Objective: To assess the impact of electronic health record (EHR) implementation on primary care diabetes care.
Data sources: Charts were abstracted semi-annually for 14,051 diabetes patients seen in 34 primary care practices in a large, fee-for-service network from January 1, 2005 to December 31, 2010. The study sample was limited to patients aged 40 years or older.
Study design: A naturalistic experiment in which GE Centricity Physician Office-EMR 2005 was rolled out over a staggered 3-year schedule.
Data collection: Chart audits were conducted using the AMA/Physician Consortium Adult Diabetes Measure set. The primary outcome was the HealthPartners' "optimal care" measure: HbA1c ≤ 8 percent; LDL cholesterol < 100 mg/dl; blood pressure < 130/80 mmHg; not smoking; and documented aspirin use in patients ≥ 40 years of age.
Principal findings: After adjusting for patient age, sex, and insulin use, patients exposed to the EHR were significantly more likely to receive "optimal care" when compared with unexposed patients (p < .001), with an estimated difference of 9.20 percent (95% CI: 6.08, 12.33) in the final year between exposed patients and patients never exposed. Components of the optimal care bundle showing positive improvement after adjustment were systolic blood pressure <80 mmHg, diastolic blood pressure <130 mmHg, aspirin prescription, and smoking cessation. Among patients exposed to EHR, all process and outcome measures except HbA1c and lipid control showed significant improvement.
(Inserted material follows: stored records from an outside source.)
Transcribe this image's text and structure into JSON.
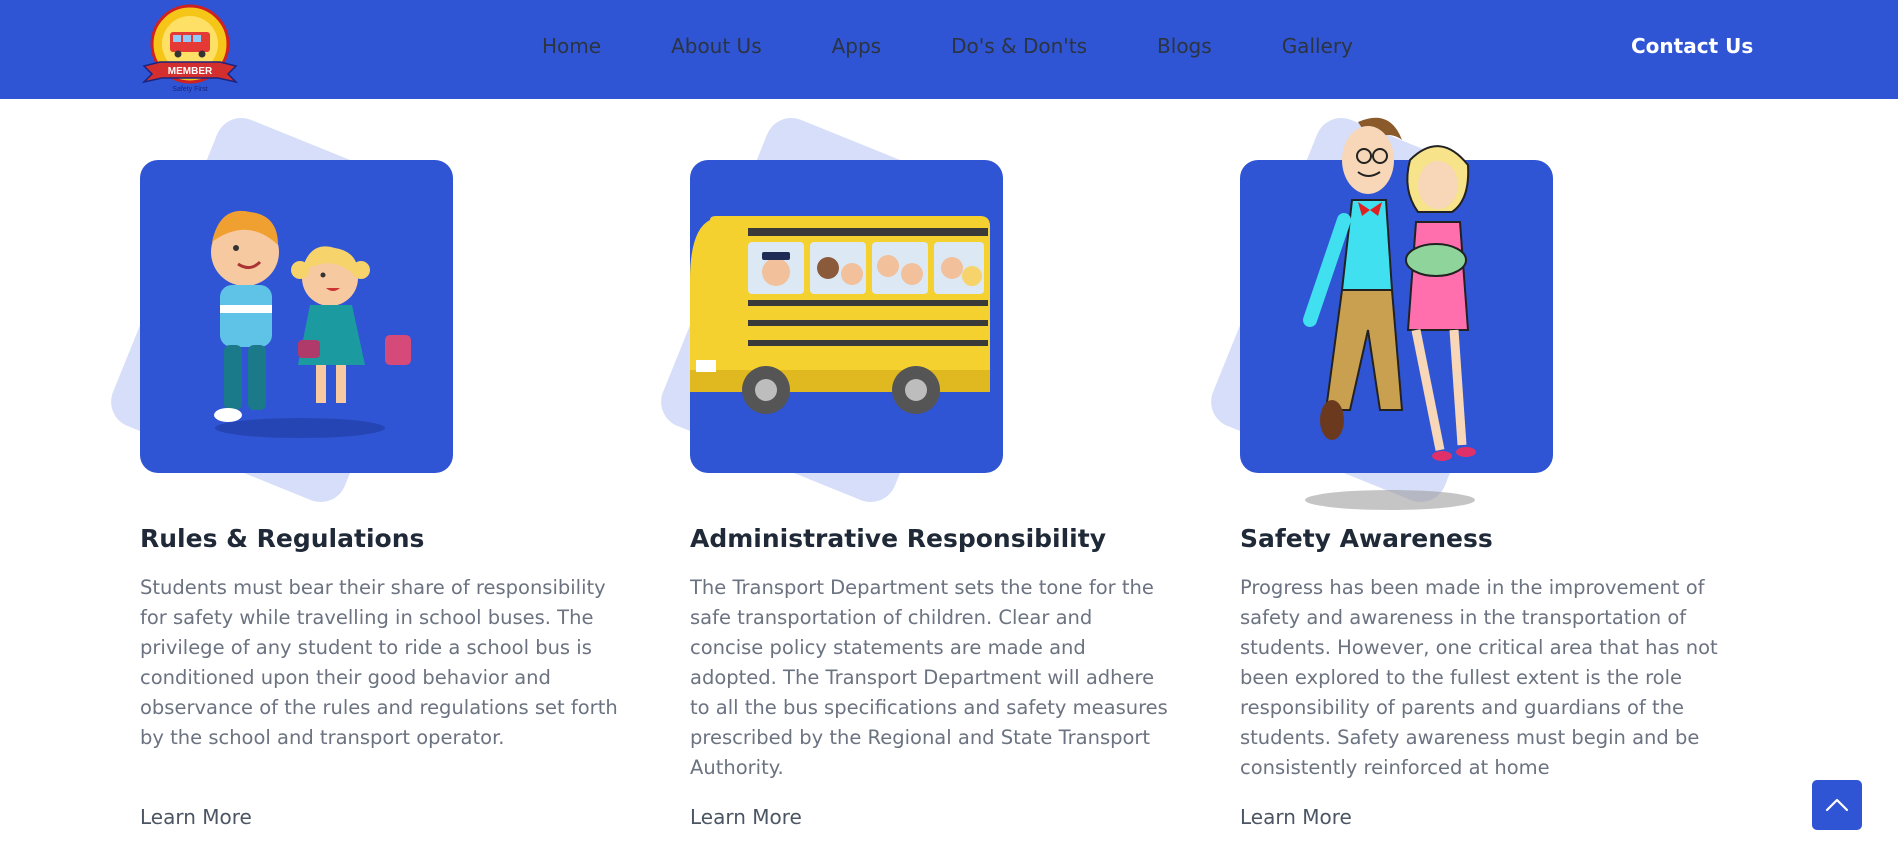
{
  "nav": {
    "items": [
      {
        "label": "Home"
      },
      {
        "label": "About Us"
      },
      {
        "label": "Apps"
      },
      {
        "label": "Do's & Don'ts"
      },
      {
        "label": "Blogs"
      },
      {
        "label": "Gallery"
      }
    ],
    "contact_label": "Contact Us"
  },
  "logo": {
    "badge_text": "MEMBER",
    "tagline": "Safety First"
  },
  "cards": [
    {
      "title": "Rules & Regulations",
      "text": "Students must bear their share of responsibility for safety while travelling in school buses. The privilege of any student to ride a school bus is conditioned upon their good behavior and observance of the rules and regulations set forth by the school and transport operator.",
      "link": "Learn More"
    },
    {
      "title": "Administrative Responsibility",
      "text": "The Transport Department sets the tone for the safe transportation of children. Clear and concise policy statements are made and adopted. The Transport Department will adhere to all the bus specifications and safety measures prescribed by the Regional and State Transport Authority.",
      "link": "Learn More"
    },
    {
      "title": "Safety Awareness",
      "text": "Progress has been made in the improvement of safety and awareness in the transportation of students. However, one critical area that has not been explored to the fullest extent is the role responsibility of parents and guardians of the students. Safety awareness must begin and be consistently reinforced at home",
      "link": "Learn More"
    }
  ],
  "icons": {
    "scroll_top": "chevron-up-icon",
    "logo": "school-bus-logo-icon"
  },
  "colors": {
    "brand": "#2f55d4",
    "deco": "#d6defa",
    "title": "#1f2937",
    "text": "#6b7280"
  }
}
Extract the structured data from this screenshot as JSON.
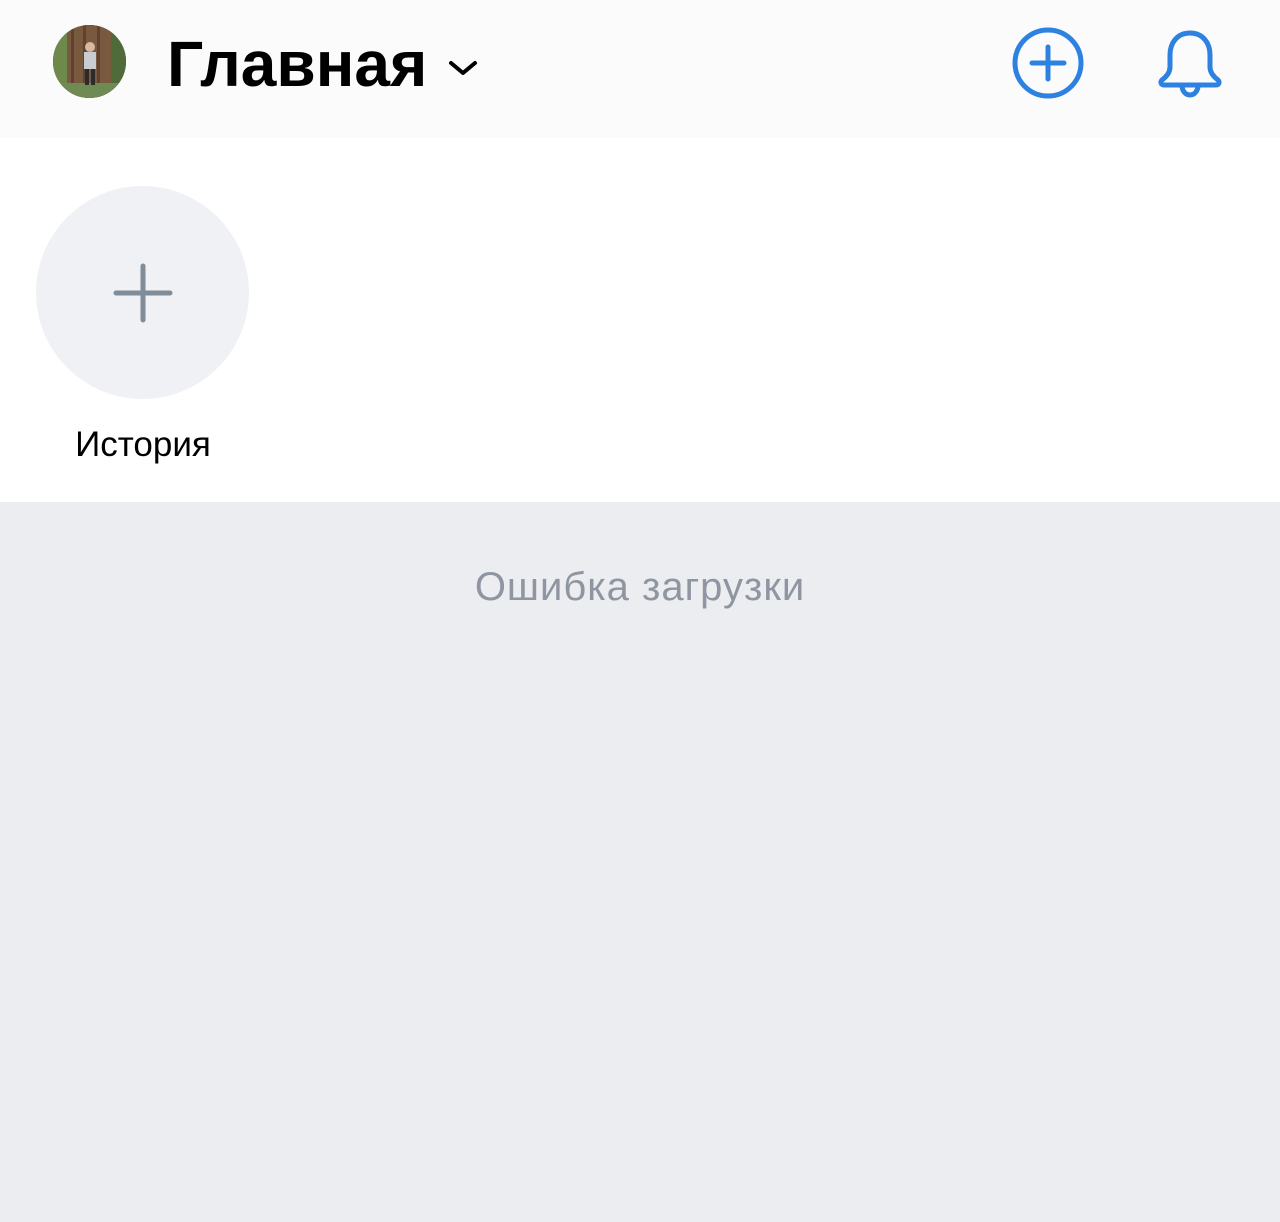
{
  "header": {
    "title": "Главная",
    "avatar_icon": "user-avatar",
    "chevron_icon": "chevron-down-icon",
    "add_icon": "plus-circle-icon",
    "bell_icon": "bell-icon",
    "accent_color": "#2d81e0"
  },
  "stories": {
    "items": [
      {
        "label": "История",
        "icon": "plus-icon"
      }
    ]
  },
  "feed": {
    "error_text": "Ошибка загрузки"
  }
}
Conclusion: Implementation of a commercially available EHR in primary care practice may improve diabetes care and clinical outcomes.
© Health Research and Educational Trust.